Engaging the open-source community introduces an order of magnitude to the development and integration of machine learning technologies without the need to expose proprietary data, a trend which Amazon, Google, IBM, and Microsoft swiftly pioneered.
At more than $1 trillion, these four companies have a combined market cap that dwarfs the annual gross domestic product of more than 90% of countries in the world. Each also open sourced its own deep learning library in the past 12 to 18 months: Amazon’s Deep Scalable Sparse Tensor Network Engine (DSSTNE; pronounced “destiny”), Google’s TensorFlow, IBM’s SystemML, and Microsoft’s Computational Network Toolkit (CNTK). And others are quickly following suit, including Baidu, Facebook, and OpenAI.
But this is just the beginning. To take the most advanced ML models used in IoT to the next level (artificial intelligence), modeling, and neural network toolsets (e.g., syntactic parsers) must improve. Open sourcing such toolsets is again a viable option, and Google is taking the lead by open sourcing its neural network framework, Google’s SyntaxNet, driving the next evolution in IoT from advanced analytics to smart, autonomous machines.
But should others continue to jump on this bandwagon and attempt to shift away from proprietary technology and toward proprietary data?
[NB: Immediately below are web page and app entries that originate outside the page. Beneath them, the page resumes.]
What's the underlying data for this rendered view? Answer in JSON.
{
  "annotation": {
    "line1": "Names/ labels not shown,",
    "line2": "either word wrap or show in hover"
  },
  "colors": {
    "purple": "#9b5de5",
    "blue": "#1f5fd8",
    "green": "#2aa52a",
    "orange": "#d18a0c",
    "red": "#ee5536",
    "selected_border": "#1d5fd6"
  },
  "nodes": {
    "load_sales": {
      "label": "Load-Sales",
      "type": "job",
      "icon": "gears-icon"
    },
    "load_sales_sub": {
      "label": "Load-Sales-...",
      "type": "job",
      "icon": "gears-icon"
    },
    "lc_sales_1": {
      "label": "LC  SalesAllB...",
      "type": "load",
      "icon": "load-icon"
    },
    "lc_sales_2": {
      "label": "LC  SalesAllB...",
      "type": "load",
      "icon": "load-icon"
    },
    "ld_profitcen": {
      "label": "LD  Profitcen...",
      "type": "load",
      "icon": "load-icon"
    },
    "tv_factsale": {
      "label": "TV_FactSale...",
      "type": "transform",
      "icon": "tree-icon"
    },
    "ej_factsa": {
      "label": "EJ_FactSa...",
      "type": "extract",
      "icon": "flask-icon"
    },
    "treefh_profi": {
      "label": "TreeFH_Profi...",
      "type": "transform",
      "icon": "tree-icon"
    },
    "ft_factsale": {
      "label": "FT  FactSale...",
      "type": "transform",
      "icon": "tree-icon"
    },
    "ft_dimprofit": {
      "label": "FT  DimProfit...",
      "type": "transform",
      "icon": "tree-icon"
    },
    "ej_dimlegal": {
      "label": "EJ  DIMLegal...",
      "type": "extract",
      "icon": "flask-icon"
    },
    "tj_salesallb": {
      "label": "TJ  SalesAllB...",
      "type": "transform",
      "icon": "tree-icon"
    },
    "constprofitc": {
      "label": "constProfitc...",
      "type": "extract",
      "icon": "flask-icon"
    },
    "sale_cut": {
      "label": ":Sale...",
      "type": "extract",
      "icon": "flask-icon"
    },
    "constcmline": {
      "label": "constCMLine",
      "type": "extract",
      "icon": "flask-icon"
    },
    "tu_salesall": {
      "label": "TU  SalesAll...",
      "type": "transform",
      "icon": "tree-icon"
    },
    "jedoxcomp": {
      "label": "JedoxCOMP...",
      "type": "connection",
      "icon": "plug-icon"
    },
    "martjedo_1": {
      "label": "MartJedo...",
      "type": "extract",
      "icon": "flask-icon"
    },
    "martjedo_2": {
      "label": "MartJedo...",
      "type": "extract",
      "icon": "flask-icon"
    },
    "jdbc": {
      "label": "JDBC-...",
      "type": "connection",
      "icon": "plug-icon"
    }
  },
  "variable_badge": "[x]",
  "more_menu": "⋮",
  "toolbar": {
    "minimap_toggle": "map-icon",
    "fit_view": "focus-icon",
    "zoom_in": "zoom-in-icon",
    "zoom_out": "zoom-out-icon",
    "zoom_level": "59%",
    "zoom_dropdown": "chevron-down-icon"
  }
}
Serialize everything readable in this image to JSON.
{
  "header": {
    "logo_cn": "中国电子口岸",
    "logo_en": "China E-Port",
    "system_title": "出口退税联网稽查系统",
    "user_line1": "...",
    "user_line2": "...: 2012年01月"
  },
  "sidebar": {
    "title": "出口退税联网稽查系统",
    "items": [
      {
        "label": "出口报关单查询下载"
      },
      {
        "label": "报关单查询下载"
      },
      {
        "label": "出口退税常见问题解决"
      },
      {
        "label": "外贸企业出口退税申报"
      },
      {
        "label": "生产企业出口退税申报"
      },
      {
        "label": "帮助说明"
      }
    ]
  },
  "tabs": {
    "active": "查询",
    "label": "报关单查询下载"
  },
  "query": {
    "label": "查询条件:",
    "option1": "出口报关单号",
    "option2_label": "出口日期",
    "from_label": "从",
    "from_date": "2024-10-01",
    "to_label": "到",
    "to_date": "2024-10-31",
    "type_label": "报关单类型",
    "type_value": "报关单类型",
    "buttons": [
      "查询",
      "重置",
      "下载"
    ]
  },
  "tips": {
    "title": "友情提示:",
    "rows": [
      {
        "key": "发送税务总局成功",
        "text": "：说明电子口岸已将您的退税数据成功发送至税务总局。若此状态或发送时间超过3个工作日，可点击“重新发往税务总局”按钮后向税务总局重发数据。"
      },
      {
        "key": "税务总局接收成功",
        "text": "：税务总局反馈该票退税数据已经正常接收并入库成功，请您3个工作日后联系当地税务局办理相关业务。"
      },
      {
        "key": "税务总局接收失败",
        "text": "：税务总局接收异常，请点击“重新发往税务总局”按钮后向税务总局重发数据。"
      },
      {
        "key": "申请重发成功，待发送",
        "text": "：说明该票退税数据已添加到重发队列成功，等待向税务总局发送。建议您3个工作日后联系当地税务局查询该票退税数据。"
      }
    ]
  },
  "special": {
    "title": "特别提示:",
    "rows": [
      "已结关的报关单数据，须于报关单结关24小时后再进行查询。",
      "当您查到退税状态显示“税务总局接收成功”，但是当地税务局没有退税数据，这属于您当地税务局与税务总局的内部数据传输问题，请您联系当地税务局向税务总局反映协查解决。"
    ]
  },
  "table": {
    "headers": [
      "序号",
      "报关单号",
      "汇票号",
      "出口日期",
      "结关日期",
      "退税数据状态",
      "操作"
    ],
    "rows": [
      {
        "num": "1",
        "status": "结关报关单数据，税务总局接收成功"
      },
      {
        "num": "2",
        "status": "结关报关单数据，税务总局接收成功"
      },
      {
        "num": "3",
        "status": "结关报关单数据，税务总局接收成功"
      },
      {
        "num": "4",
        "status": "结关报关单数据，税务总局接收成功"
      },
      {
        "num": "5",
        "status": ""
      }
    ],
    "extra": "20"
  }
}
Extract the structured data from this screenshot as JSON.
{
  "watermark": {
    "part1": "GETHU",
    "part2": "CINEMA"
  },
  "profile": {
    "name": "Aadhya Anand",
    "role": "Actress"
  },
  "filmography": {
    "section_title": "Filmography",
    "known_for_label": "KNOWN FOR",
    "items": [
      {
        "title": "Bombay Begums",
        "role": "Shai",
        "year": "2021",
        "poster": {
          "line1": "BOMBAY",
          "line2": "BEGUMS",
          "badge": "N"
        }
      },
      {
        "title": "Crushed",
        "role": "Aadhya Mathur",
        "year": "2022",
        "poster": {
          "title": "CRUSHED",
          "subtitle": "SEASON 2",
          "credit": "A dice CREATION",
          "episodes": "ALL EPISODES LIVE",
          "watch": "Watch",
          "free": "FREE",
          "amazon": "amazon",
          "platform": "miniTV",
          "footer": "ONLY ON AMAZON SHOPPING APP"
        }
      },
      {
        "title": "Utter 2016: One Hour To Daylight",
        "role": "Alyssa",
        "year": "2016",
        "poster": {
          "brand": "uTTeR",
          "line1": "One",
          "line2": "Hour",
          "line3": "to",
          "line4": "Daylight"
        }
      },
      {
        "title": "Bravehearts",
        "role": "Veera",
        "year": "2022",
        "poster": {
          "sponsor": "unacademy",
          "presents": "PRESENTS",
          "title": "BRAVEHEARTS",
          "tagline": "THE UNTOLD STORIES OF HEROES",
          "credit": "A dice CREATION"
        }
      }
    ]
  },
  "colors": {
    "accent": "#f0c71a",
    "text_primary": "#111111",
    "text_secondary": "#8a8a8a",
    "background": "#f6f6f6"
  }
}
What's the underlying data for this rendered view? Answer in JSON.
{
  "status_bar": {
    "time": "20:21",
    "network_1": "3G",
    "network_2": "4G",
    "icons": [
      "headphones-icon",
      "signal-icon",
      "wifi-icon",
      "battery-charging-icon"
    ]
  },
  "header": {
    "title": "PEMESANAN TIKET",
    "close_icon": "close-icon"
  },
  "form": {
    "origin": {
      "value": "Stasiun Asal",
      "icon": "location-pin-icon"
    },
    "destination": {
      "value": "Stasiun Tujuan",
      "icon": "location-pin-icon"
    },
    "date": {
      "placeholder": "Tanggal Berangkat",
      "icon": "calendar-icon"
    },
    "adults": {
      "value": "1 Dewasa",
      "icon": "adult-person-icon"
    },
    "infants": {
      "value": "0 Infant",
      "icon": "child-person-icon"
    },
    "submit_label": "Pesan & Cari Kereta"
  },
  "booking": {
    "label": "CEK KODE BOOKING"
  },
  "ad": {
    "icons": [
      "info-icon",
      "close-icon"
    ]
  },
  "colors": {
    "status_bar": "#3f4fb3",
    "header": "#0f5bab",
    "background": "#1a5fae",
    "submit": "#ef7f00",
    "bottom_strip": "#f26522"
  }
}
Not all companies own the kind of data that Google collects through Android or Search, or that IBM picked up with its acquisition of The Weather Company’s B2B, mobile, and cloud-based web-properties. Fortunately, a proprietary data strategy is not the panacea for competitive advantage in data and analytics. As more devices get connected, technology will play an increasingly important role for balancing insight generation from previously untapped datasets, and the capacity to derive value from the highly variable, high-volume data that comes with these new endpoints—at a cloud scale, with zero manual tuning.
Collaborative economics is an important component in the analytics product and service strategies of these four leading digital companies all seeking to build a greater presence in IoT and more broadly the convergence of the digital and the physical. But “collaboration” should be placed in context. Once one company open-sourced its ML libraries, other companies were forced to release theirs as well. Millions of developers are far more powerful than a few thousand in-house employees. As well, open sourcing offers these companies tremendous benefits because they can use the new tools to enhance their own operations. For example, Baidu’s Paddle ML software is being used in 30 different online and offline Baidu businesses ranging from health to financial services.
And there are other areas for these companies to invest resources that go beyond the analytics toolsets. Identity management services, data exchange services and data chain of custody are three key areas that will be critical in the growth of IoT and the digital/physical convergence. Pursuing ownership or proprietary access to important data has its appeal. But the new opportunities in the IoT landscape will rely on great technology and the scale these companies possess for a connected world that will in the decades to come reach hundreds of billions of endpoints.
By Dan Shey